Topic: "Wither Weather?"(4)
Almost exactly one year ago, a few days of sub-freezing temperatures wiped out Georgia's Peach crop. The result included the fact that Frodo had to amend his dietary intake to compensate for the loss of fresh fruit. This physical adjustment made Frodo very grumpy for an extended period of time. Beyond the strictly personal, all the gardens of the Shire lost their blooming flowers, with the resultant brown droppings seeming to emotionally plague the well-being of all inhabitants. It was the grumpiest of times.
Frodo is alarmed at the weather report. An alien frontal system, emanating from Canada, is winging its way through the midwestern US of A, and is bringing the likelihood of a repeat of last year's freeze to a crescendo of probability. Already Frodo feels himself losing patience with the sufferings of the fools in political, journalistic, military, sports, economic, and scientific leadership roles. If Frodo turns negative, what portends the future for those of lesser moral turpitude?
Frodo deems to look forward and offer suggestions for change. Knowing that geographical barriers are a retardant to changes in the weather, e.g. a mountain range preventing clouds from movement beyond the pinnacle, Frodo believes that an artificial blockade on the Canadian border offers hope for the future. Not only would such a boundary block the flow of freezing weather into the Shire, but it would also assist in reducing the access of illegals from Canada. Digging and trucking fill-dirt from a source location in the US of A to the Canadian border would be a massive public works project, thereby creating thousands of jobs for Americans as well as needed income for struggling construction-related firms and businesses.
The obstacles to Frodo's suggestion are minor. What better use could be made of the wasteland known as Texas than to simply dig it up, and move it to Minnesota, North Dakota, and Montana? The vacancy created on the Mexican border would eventually fill with needed water, and establish a natural moat to replace the unnatural, and expensive, fence blockade currently under construction. The costs of construction would be recouped by the reduction in current expense levels for border safety personnel and other Department of Homeland Insecurity requirements.

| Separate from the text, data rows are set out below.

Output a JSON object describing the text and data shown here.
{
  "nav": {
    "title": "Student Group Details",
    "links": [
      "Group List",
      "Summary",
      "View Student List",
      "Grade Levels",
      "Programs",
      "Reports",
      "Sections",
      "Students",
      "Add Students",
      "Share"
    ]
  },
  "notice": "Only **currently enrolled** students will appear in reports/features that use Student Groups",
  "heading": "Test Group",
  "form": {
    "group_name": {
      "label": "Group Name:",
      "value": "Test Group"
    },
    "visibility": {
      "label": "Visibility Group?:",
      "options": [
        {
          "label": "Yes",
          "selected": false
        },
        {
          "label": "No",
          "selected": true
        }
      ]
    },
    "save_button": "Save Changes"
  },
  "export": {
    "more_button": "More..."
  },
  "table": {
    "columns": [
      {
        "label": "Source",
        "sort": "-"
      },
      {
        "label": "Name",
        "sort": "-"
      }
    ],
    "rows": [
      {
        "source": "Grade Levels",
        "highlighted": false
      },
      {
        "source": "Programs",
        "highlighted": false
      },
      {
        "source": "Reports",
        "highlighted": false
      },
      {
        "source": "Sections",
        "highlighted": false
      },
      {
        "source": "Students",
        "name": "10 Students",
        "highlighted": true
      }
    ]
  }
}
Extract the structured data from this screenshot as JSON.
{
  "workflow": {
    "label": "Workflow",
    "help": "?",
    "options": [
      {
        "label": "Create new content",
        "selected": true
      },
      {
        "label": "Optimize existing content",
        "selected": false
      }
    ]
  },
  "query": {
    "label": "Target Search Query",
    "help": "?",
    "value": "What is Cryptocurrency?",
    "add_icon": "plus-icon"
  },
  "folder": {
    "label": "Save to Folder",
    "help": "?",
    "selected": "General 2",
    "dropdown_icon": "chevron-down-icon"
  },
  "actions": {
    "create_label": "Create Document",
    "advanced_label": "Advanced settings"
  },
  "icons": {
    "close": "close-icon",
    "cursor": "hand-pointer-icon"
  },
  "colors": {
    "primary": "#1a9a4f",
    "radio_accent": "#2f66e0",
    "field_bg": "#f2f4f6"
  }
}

Yes, dear reader, Frodo is a great believer in the fact that no problem is insoluble. What is most important however, to Frodo that is, is that he do something to ensure a state of systemic regularity in the months to come. Hobbits do not prosper on Milk of Magnesia and Maalox as dietary supplements. Frodo does not look forward to another grumpy year.